Although AD is a very slowly progressing disease, there are already indications that suggest a connection between COVID-19 infection and downstream risk of AD. Brain atrophy was prevalent in patients infected post COVID-19 for early strains. Aβ aggregates were found postmortem in brains of young COVID-19 infected patients. COVID-19 imposed 1.69 increased risk for new diagnosis of AD within 360 days at age >65 years.

A recent in vitro study showed augmented Aβ1-42 fibril formation induced by preformed seeds from SARS-CoV-2 Spike-protein peptide 1058-1068. We herein follow up the concept of cross-seeding of ND proteins with SARS-CoV-2 Spike amyloid fibrils. Cross-seeding is a testable hypothesis and we addressed it in our well-established in vitro seeding assays by cross-seeding of human prion protein and Aβ1-42 peptide with seven different amyloid fibrils from peptides of the SARS-CoV-2 spike protein.
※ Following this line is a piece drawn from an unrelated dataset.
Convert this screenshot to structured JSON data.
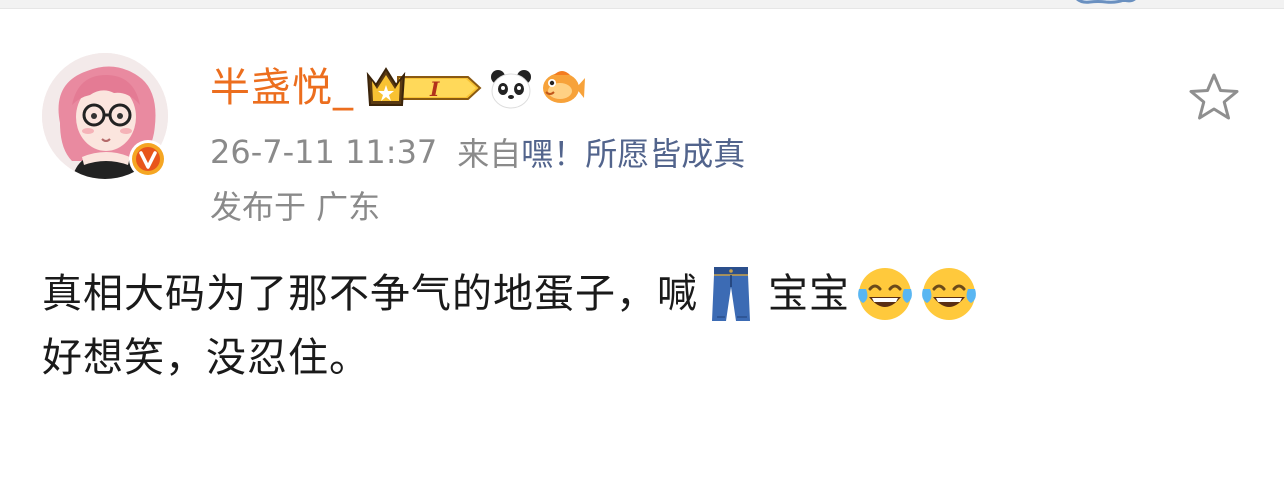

T cell cross-reactivity in autoimmune-like hepatitis triggered by COVID-19【ScienceDirect 2023年9月28日】

Over 1000 cases of pediatric hepatitis of unknown etiology have been reported worldwide since the first case was reported in the UK. To date, the etiology of pediatric hepatitis remains unknown and controversial. Adenovirus was first suspected to be the cause as it was present in the blood samples of the majority of cases. Partial cases have also been tested positive for severe acute respiratory syndrome coronavirus 2 (SARS-CoV-2). However, it is still unclear how these viruses contribute to pediatric hepatitis. In the case of a pediatric patient with SARS-CoV-2 infection, the liver biopsy showed acute submassive hepatocyte necrosis, accompanied by a significant increase in T cell infiltration. Furthermore, CD8+ T cell dominant hepatitis induced by coronavirus disease 2019 (COVID-19) vaccination has also been recently reported. Although it is known that T cell receptors (TCRs) can discriminate between self- and non-self-antigens, it is now well-accepted that TCRs exhibit cross-reactivity toward similar and even distinct antigen peptides. Thus, we hypothesized that following SARS-CoV-2 infection or vaccination, T cells carrying TCRs that recognize self-antigens undergo clonal expansion, which could eventually result in the onset of autoimmune-like hepatitis.